To watch fish in the wild is of course a bit more difficult than for many land-based groups. Some species can be readily observed in shallow, clear waters such as chalk streams or the edges of lakes, or you may be lucky enough to see or catch salmon or trout.
Geographically most freshwater species are found in the hotter eastern portions of southern Africa, but the Fynbos Biome contains the highest proportion of endemics, and some ancient Gondwana links. Along the east coast, the Zambesi system has 134 species, the Limpopo 50, Phongolo 30, Tugela 12; in the west, the Cuneni has 66 species, the Orange 16, Olifants 10 and Berg 4. There are 8 endemics in the Olifants (80%), 6 in the Orange, 2 in Limpopo and 23 in the Zambezi (17%). Most of the Fynbos species are threatened on the IUCN Red List.
The largest freshwater families are the Barbs (Cyprinids) (40%) and Cichlids (17%), with “Barbus” being the largest genus (23%). The Fynbos genus Galaxias, a Gondwanan relict, may in fact comprise many new species.
For information on freshwater fishing, for which a licence is needed, see your local provincial conservation agency.
Important characters for identifying fish include their overall size, colour and shape, the number, shape and distribution of their fins (especially the fins on their back), and the presence or absence of 'barbels' (fleshy 'whiskers' near the mouth).
Useful links for the UK. South African links coming soon.
- The Biological Records Centre has collated available UK fish data for the Database and Atlas of Freshwater Fishes

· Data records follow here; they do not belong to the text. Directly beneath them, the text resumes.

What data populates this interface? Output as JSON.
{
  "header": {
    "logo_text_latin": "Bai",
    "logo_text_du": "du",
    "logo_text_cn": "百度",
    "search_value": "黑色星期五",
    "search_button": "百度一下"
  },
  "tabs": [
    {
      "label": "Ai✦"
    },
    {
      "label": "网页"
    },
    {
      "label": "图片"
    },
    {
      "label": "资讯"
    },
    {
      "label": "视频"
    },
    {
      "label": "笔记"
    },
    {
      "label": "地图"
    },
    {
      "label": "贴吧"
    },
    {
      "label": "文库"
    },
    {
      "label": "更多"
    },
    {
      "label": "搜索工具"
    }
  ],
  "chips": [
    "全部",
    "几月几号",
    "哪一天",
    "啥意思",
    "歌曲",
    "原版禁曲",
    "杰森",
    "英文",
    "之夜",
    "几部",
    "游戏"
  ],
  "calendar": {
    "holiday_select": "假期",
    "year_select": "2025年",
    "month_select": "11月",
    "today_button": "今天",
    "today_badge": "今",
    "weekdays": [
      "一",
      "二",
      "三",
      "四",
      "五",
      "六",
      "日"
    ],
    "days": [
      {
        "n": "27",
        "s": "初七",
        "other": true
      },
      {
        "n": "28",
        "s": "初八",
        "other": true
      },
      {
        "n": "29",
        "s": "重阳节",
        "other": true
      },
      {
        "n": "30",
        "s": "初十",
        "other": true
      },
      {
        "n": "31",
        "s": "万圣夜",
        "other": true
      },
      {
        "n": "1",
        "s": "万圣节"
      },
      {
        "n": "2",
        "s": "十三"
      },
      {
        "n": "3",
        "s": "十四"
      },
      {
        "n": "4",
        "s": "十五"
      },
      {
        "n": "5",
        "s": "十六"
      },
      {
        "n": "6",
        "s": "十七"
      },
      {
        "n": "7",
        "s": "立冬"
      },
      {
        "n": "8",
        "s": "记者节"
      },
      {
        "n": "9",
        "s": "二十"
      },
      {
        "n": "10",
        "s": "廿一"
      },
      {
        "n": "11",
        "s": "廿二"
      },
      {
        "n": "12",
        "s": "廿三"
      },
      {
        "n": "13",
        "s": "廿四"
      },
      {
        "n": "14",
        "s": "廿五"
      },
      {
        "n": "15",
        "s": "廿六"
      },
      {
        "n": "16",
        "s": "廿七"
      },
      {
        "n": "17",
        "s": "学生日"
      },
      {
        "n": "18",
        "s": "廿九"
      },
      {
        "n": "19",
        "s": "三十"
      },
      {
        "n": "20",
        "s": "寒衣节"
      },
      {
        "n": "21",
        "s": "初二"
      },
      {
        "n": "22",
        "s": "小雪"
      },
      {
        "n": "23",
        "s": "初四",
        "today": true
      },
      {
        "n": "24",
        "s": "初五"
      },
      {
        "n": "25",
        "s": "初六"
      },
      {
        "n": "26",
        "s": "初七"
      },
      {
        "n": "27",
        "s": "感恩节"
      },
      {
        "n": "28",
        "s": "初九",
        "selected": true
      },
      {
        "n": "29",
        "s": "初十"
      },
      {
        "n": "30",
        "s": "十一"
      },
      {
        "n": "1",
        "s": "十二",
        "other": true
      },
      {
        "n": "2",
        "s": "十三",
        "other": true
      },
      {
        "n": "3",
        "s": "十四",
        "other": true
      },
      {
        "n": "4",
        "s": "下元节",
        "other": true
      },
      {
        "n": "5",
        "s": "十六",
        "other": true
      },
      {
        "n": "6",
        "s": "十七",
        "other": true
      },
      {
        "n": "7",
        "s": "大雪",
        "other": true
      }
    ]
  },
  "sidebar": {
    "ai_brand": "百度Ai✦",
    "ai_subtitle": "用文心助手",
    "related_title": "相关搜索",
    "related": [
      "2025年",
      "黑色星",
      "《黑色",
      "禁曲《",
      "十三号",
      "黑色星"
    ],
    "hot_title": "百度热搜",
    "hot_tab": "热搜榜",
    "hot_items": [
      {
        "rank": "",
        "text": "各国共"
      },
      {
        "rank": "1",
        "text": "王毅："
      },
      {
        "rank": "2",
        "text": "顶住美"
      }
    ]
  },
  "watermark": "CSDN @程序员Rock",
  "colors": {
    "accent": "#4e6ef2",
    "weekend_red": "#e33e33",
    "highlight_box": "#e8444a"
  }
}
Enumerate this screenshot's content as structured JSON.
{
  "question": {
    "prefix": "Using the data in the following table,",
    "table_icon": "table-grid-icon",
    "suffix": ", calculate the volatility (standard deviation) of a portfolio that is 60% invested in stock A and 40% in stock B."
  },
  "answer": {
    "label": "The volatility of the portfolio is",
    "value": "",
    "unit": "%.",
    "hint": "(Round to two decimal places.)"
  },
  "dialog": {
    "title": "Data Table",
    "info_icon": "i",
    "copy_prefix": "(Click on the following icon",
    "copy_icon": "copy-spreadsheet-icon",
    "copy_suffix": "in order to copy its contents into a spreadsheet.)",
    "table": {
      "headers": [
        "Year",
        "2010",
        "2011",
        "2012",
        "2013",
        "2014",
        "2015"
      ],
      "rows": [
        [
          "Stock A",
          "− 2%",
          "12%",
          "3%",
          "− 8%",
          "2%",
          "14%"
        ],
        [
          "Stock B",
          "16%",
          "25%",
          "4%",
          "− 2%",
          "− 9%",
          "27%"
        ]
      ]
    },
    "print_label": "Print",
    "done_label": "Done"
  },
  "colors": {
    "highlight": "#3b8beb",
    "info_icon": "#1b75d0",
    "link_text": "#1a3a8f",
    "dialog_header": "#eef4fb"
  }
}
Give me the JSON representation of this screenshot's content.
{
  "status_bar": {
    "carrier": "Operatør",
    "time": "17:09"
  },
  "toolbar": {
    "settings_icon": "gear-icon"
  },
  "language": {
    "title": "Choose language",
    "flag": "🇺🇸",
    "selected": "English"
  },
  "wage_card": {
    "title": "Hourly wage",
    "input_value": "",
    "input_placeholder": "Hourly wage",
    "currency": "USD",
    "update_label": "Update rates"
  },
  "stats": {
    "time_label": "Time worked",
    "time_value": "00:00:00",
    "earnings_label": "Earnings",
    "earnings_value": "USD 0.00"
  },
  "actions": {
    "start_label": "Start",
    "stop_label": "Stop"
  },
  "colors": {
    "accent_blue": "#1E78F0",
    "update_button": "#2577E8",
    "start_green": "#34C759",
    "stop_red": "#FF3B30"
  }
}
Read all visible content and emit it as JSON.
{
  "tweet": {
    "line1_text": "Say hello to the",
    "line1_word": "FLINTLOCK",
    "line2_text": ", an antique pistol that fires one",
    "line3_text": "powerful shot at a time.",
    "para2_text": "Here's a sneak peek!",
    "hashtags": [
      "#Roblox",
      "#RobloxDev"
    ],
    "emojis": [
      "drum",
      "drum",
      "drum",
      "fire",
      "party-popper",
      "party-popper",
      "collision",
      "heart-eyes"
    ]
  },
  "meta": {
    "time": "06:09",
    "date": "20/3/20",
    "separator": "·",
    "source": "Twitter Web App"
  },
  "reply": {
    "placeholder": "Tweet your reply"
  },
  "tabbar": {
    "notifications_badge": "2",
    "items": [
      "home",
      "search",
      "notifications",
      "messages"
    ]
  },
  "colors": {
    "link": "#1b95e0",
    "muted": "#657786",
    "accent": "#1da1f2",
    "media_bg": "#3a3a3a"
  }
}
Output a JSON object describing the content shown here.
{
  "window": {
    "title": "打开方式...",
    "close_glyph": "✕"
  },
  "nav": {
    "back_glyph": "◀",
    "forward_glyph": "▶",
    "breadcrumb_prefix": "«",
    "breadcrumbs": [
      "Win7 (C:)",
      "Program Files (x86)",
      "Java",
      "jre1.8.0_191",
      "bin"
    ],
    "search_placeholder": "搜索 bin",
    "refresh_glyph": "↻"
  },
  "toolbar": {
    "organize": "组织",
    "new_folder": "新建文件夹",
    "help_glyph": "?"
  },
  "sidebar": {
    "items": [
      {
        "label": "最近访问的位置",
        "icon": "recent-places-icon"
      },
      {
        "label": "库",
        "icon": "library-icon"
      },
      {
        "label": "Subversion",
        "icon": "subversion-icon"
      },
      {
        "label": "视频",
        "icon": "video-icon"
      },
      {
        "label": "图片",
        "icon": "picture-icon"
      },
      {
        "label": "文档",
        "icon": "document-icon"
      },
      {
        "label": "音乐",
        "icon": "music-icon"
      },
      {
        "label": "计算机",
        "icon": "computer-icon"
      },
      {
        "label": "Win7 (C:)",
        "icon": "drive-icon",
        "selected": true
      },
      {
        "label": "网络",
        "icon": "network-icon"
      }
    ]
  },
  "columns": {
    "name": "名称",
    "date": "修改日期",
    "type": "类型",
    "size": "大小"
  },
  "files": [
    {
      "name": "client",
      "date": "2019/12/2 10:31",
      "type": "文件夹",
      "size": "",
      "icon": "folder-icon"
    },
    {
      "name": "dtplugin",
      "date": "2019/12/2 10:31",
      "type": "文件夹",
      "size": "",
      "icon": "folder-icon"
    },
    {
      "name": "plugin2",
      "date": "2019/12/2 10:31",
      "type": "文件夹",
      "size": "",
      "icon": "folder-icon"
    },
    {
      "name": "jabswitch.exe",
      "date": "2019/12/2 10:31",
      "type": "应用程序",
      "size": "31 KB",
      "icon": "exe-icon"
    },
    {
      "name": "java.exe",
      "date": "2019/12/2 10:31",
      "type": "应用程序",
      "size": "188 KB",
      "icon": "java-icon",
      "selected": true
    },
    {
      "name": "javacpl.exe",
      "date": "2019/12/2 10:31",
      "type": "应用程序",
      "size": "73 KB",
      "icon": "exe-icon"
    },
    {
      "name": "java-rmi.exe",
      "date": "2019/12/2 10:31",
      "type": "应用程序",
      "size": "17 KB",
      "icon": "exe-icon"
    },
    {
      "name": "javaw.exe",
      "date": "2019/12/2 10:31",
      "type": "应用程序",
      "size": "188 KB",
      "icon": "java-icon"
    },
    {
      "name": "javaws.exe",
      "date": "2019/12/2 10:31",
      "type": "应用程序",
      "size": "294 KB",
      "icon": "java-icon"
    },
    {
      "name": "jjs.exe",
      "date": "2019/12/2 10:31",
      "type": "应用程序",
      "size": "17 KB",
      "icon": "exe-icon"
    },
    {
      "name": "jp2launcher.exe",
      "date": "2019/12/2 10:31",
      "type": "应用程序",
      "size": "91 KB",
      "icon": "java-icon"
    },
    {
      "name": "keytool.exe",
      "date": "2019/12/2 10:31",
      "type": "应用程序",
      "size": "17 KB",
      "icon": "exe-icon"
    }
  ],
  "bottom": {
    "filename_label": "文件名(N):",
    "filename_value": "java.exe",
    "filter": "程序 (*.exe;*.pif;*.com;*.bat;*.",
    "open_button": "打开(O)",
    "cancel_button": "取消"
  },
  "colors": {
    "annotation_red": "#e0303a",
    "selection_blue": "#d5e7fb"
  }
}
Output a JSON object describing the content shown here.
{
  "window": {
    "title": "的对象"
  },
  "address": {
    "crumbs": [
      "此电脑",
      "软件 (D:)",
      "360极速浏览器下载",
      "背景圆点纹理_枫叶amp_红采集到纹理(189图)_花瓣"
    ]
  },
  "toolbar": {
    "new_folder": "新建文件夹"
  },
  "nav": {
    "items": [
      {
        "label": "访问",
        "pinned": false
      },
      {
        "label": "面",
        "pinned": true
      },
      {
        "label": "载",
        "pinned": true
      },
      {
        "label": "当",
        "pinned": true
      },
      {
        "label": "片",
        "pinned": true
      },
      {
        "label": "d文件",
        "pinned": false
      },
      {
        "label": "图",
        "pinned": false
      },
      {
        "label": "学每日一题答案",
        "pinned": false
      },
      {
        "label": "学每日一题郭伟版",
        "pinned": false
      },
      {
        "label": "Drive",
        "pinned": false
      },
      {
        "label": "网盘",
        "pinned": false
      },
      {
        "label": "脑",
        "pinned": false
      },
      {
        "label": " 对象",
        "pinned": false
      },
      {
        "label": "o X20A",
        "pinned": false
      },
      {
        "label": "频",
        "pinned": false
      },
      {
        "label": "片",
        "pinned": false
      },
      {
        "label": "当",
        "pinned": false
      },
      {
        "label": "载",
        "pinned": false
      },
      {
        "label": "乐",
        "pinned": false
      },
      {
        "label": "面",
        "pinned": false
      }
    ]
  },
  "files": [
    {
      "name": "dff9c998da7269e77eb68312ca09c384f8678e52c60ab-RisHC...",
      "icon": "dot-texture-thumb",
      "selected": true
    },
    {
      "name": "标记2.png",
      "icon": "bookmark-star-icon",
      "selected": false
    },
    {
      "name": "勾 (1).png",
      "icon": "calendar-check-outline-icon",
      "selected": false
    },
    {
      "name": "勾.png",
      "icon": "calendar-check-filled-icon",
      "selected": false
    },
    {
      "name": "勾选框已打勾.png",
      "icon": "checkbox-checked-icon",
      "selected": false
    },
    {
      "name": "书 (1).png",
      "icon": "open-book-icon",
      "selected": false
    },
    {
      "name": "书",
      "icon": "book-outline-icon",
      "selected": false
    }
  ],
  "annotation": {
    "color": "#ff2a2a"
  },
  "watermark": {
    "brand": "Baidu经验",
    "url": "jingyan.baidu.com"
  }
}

- The Fishbase website includes some keys for identifying fish around the world
- Marine fish are recorded as part of the MarLIN project, which has online identification resources and recording forms.
- The Marine Biological Association promotes research into marine life, publishes a range of journals and other resources, and runs events and courses.
- Seasearch works with volunteer divers to record marine habitats, as well as running projects on particular species.
- The Marine Conservation Society promotes the conservation of marine habitats and species.